Because I am an overly emotional blogger who gives a shat about people getting quality content, I’m going to stop at nothing until I beat pythonforbeginners… out of whatever keywords I decide to aim at, and I will not stop at one!

Pythonforbeginners.com is a pile of trash water

pythonforbeginners.com is a pile of trash water. They have click ads that are loaded with viruses, that trick try to trick unsuspecting people into clicking garbage, garbage faking to be Google offering updates… That’s how much of a pile of trash water pythonforbeginners truly is.

I learned list comprehensions from scratch, no mentor, no internet, on a laptop in Louisiana, down by the river!!!

pythonforbeginners is like a disgusting water vaporizer.

If you leave water in a water vaporizer for too long, the water turns into trash water. Similar to pythonforbeginners.com.
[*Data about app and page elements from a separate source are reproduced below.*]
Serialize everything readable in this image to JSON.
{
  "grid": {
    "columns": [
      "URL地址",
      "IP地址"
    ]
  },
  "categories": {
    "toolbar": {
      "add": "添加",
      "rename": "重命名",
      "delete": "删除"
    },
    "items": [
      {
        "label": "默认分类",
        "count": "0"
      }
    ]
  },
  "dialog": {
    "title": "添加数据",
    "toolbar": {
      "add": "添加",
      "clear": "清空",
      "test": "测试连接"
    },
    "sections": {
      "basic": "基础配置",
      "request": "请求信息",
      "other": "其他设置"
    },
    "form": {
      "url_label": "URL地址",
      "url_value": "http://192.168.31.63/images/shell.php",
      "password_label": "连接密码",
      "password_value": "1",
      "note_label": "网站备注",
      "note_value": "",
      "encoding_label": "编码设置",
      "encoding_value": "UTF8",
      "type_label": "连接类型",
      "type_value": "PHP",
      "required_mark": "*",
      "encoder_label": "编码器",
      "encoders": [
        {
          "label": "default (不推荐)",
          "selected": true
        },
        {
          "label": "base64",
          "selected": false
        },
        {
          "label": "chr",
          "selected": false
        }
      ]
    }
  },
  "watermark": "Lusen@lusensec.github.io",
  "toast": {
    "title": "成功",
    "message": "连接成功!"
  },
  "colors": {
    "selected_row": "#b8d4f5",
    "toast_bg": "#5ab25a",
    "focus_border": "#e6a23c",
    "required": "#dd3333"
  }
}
You let a keyword sit without competition, it turns into trash water.

During my vacation, I ran into a bunch of trash water blogs (with limited connectivity from my dads samsung galaxy phone) and so far, most if not all examples don’t explain variations or granular details, and the past few years I basically blog about every type of technology I learn along the process, so list comprehensions is no different than some rabbit dive I’ve done, professionally, but here – it’s all new and the help docs suck, big time! HOW?

Building better tutorials, with pound for pound better content, on a website built for helping new python developers. With data analysis, competitor analysis, web scraping, and tons of google data, I’m going to find exactly how to beat this trash water website.

What will Tyler Garrett be generating with this list comprehensions wiki? First of all – the 1st Badass tutorial on List Comprehensions – with overly explained stuff… Explaining how different code examples work, based on different usages of the code, with real world help…

A list comprehensions wiki that dominates pythonforbeginners insides and outsides, your trash water stinks.

Non-trashwater solution to learning, without affiliate links or poorly written blogs.

What’s cool is the competition is low, and the yield for me to learn python, and network with people who think quality content is king, well.. yeah, let’s network fam. I spend most of my time helping others, giving back, and blogging about complex things, in simple manners.

Follow their garbage twitter here: https://twitter.com/pythonbeginners